┌──
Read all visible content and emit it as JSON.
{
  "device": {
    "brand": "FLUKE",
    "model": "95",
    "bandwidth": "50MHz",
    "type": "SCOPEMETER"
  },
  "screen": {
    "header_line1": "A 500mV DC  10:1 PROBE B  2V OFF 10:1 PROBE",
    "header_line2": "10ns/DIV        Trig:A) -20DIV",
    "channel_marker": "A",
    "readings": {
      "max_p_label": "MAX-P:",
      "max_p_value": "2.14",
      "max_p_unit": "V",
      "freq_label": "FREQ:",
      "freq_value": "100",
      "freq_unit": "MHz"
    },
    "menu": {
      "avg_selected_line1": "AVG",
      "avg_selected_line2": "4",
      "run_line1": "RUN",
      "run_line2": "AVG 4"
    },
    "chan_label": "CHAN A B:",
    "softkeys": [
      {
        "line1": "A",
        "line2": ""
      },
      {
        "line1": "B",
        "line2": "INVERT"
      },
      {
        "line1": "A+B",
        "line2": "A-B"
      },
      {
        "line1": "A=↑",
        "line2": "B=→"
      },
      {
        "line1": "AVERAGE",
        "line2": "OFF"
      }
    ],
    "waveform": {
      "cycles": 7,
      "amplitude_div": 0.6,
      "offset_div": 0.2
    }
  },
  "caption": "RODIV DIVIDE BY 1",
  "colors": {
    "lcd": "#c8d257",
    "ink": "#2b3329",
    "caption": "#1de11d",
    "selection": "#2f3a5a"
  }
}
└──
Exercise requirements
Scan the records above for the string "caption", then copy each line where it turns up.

Expected answer
  "caption": "RODIV DIVIDE BY 1",
    "caption": "#1de11d",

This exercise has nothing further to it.